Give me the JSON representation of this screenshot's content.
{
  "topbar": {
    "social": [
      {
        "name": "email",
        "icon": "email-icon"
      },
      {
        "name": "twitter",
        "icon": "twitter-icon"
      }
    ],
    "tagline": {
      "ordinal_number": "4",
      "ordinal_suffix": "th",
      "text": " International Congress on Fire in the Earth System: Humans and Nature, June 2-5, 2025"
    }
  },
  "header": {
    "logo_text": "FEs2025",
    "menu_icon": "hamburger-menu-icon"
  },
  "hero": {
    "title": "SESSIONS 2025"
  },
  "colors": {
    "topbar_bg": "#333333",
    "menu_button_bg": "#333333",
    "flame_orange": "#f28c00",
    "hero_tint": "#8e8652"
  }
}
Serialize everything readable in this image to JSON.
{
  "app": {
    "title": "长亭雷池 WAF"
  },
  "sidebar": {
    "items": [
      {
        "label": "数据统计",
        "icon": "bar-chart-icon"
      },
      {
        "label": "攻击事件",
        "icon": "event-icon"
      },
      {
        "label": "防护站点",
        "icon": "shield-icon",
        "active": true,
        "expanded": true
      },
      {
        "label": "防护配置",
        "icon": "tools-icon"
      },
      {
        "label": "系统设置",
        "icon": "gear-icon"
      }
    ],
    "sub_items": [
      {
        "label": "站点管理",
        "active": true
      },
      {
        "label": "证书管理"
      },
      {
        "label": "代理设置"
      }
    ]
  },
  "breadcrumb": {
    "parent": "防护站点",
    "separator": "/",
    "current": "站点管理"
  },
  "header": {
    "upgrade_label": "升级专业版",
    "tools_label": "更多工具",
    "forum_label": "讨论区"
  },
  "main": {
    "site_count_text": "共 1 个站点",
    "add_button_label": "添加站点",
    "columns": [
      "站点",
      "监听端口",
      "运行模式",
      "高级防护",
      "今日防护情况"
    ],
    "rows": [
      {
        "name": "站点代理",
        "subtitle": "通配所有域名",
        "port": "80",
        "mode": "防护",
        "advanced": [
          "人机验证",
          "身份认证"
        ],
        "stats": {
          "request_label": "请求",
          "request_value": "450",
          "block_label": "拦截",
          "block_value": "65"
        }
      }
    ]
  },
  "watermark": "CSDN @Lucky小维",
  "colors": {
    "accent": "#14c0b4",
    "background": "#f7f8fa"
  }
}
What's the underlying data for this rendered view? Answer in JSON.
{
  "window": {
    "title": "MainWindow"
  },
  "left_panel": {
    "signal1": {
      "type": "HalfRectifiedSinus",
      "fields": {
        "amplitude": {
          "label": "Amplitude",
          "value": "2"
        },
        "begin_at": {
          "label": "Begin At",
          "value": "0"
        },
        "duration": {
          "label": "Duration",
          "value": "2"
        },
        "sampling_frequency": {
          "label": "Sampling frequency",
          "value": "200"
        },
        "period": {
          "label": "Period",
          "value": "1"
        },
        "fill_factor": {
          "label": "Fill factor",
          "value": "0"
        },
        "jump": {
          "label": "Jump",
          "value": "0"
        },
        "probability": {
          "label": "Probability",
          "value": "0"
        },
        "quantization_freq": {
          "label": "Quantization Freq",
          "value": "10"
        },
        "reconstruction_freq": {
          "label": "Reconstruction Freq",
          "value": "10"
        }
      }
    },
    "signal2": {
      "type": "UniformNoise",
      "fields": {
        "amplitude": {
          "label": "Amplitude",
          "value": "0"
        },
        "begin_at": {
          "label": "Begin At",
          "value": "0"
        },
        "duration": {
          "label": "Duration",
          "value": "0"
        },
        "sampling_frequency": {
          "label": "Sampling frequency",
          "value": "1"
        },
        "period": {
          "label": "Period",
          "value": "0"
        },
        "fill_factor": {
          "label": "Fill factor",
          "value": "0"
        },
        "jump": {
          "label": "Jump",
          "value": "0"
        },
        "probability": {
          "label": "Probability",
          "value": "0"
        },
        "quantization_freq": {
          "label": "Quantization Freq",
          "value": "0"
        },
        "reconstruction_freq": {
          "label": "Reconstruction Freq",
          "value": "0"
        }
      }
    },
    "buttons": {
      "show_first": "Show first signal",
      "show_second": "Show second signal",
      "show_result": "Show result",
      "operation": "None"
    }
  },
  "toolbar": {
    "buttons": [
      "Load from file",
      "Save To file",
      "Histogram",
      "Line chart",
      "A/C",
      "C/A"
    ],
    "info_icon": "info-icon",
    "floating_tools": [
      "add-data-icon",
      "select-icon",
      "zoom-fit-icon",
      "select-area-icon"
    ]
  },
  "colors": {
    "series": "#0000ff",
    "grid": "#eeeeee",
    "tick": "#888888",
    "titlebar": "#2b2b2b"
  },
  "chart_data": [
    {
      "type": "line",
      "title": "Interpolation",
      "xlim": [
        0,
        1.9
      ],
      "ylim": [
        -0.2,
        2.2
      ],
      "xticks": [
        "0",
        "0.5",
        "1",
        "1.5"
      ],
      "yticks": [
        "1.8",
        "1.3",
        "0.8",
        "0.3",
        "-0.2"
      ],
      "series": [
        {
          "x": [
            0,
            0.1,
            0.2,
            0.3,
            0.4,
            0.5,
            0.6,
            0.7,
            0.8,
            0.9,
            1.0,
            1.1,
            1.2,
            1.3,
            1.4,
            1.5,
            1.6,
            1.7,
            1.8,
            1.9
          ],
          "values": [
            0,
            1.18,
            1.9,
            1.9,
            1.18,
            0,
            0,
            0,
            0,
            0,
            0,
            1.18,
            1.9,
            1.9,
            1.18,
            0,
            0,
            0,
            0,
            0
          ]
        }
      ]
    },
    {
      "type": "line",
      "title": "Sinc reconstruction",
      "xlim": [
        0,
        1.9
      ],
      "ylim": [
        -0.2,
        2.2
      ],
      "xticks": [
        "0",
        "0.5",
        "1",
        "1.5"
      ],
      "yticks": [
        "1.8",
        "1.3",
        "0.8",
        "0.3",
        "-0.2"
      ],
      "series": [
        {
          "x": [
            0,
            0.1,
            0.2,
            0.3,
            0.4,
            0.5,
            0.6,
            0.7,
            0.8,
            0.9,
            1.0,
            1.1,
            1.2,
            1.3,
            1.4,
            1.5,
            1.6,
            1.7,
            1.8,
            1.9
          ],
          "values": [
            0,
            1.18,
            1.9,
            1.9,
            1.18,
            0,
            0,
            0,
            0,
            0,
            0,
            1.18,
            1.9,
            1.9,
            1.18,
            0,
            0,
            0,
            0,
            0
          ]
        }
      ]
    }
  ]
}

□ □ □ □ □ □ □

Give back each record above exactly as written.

Give me the JSON representation of this screenshot's content.
{
  "topbar": {
    "social": [
      {
        "name": "email",
        "icon": "email-icon"
      },
      {
        "name": "twitter",
        "icon": "twitter-icon"
      }
    ],
    "tagline": {
      "ordinal_number": "4",
      "ordinal_suffix": "th",
      "text": " International Congress on Fire in the Earth System: Humans and Nature, June 2-5, 2025"
    }
  },
  "header": {
    "logo_text": "FEs2025",
    "menu_icon": "hamburger-menu-icon"
  },
  "hero": {
    "title": "SESSIONS 2025"
  },
  "colors": {
    "topbar_bg": "#333333",
    "menu_button_bg": "#333333",
    "flame_orange": "#f28c00",
    "hero_tint": "#8e8652"
  }
}
Serialize everything readable in this image to JSON.
{
  "app": {
    "title": "长亭雷池 WAF"
  },
  "sidebar": {
    "items": [
      {
        "label": "数据统计",
        "icon": "bar-chart-icon"
      },
      {
        "label": "攻击事件",
        "icon": "event-icon"
      },
      {
        "label": "防护站点",
        "icon": "shield-icon",
        "active": true,
        "expanded": true
      },
      {
        "label": "防护配置",
        "icon": "tools-icon"
      },
      {
        "label": "系统设置",
        "icon": "gear-icon"
      }
    ],
    "sub_items": [
      {
        "label": "站点管理",
        "active": true
      },
      {
        "label": "证书管理"
      },
      {
        "label": "代理设置"
      }
    ]
  },
  "breadcrumb": {
    "parent": "防护站点",
    "separator": "/",
    "current": "站点管理"
  },
  "header": {
    "upgrade_label": "升级专业版",
    "tools_label": "更多工具",
    "forum_label": "讨论区"
  },
  "main": {
    "site_count_text": "共 1 个站点",
    "add_button_label": "添加站点",
    "columns": [
      "站点",
      "监听端口",
      "运行模式",
      "高级防护",
      "今日防护情况"
    ],
    "rows": [
      {
        "name": "站点代理",
        "subtitle": "通配所有域名",
        "port": "80",
        "mode": "防护",
        "advanced": [
          "人机验证",
          "身份认证"
        ],
        "stats": {
          "request_label": "请求",
          "request_value": "450",
          "block_label": "拦截",
          "block_value": "65"
        }
      }
    ]
  },
  "watermark": "CSDN @Lucky小维",
  "colors": {
    "accent": "#14c0b4",
    "background": "#f7f8fa"
  }
}
What's the underlying data for this rendered view? Answer in JSON.
{
  "window": {
    "title": "MainWindow"
  },
  "left_panel": {
    "signal1": {
      "type": "HalfRectifiedSinus",
      "fields": {
        "amplitude": {
          "label": "Amplitude",
          "value": "2"
        },
        "begin_at": {
          "label": "Begin At",
          "value": "0"
        },
        "duration": {
          "label": "Duration",
          "value": "2"
        },
        "sampling_frequency": {
          "label": "Sampling frequency",
          "value": "200"
        },
        "period": {
          "label": "Period",
          "value": "1"
        },
        "fill_factor": {
          "label": "Fill factor",
          "value": "0"
        },
        "jump": {
          "label": "Jump",
          "value": "0"
        },
        "probability": {
          "label": "Probability",
          "value": "0"
        },
        "quantization_freq": {
          "label": "Quantization Freq",
          "value": "10"
        },
        "reconstruction_freq": {
          "label": "Reconstruction Freq",
          "value": "10"
        }
      }
    },
    "signal2": {
      "type": "UniformNoise",
      "fields": {
        "amplitude": {
          "label": "Amplitude",
          "value": "0"
        },
        "begin_at": {
          "label": "Begin At",
          "value": "0"
        },
        "duration": {
          "label": "Duration",
          "value": "0"
        },
        "sampling_frequency": {
          "label": "Sampling frequency",
          "value": "1"
        },
        "period": {
          "label": "Period",
          "value": "0"
        },
        "fill_factor": {
          "label": "Fill factor",
          "value": "0"
        },
        "jump": {
          "label": "Jump",
          "value": "0"
        },
        "probability": {
          "label": "Probability",
          "value": "0"
        },
        "quantization_freq": {
          "label": "Quantization Freq",
          "value": "0"
        },
        "reconstruction_freq": {
          "label": "Reconstruction Freq",
          "value": "0"
        }
      }
    },
    "buttons": {
      "show_first": "Show first signal",
      "show_second": "Show second signal",
      "show_result": "Show result",
      "operation": "None"
    }
  },
  "toolbar": {
    "buttons": [
      "Load from file",
      "Save To file",
      "Histogram",
      "Line chart",
      "A/C",
      "C/A"
    ],
    "info_icon": "info-icon",
    "floating_tools": [
      "add-data-icon",
      "select-icon",
      "zoom-fit-icon",
      "select-area-icon"
    ]
  },
  "colors": {
    "series": "#0000ff",
    "grid": "#eeeeee",
    "tick": "#888888",
    "titlebar": "#2b2b2b"
  },
  "chart_data": [
    {
      "type": "line",
      "title": "Interpolation",
      "xlim": [
        0,
        1.9
      ],
      "ylim": [
        -0.2,
        2.2
      ],
      "xticks": [
        "0",
        "0.5",
        "1",
        "1.5"
      ],
      "yticks": [
        "1.8",
        "1.3",
        "0.8",
        "0.3",
        "-0.2"
      ],
      "series": [
        {
          "x": [
            0,
            0.1,
            0.2,
            0.3,
            0.4,
            0.5,
            0.6,
            0.7,
            0.8,
            0.9,
            1.0,
            1.1,
            1.2,
            1.3,
            1.4,
            1.5,
            1.6,
            1.7,
            1.8,
            1.9
          ],
          "values": [
            0,
            1.18,
            1.9,
            1.9,
            1.18,
            0,
            0,
            0,
            0,
            0,
            0,
            1.18,
            1.9,
            1.9,
            1.18,
            0,
            0,
            0,
            0,
            0
          ]
        }
      ]
    },
    {
      "type": "line",
      "title": "Sinc reconstruction",
      "xlim": [
        0,
        1.9
      ],
      "ylim": [
        -0.2,
        2.2
      ],
      "xticks": [
        "0",
        "0.5",
        "1",
        "1.5"
      ],
      "yticks": [
        "1.8",
        "1.3",
        "0.8",
        "0.3",
        "-0.2"
      ],
      "series": [
        {
          "x": [
            0,
            0.1,
            0.2,
            0.3,
            0.4,
            0.5,
            0.6,
            0.7,
            0.8,
            0.9,
            1.0,
            1.1,
            1.2,
            1.3,
            1.4,
            1.5,
            1.6,
            1.7,
            1.8,
            1.9
          ],
          "values": [
            0,
            1.18,
            1.9,
            1.9,
            1.18,
            0,
            0,
            0,
            0,
            0,
            0,
            1.18,
            1.9,
            1.9,
            1.18,
            0,
            0,
            0,
            0,
            0
          ]
        }
      ]
    }
  ]
}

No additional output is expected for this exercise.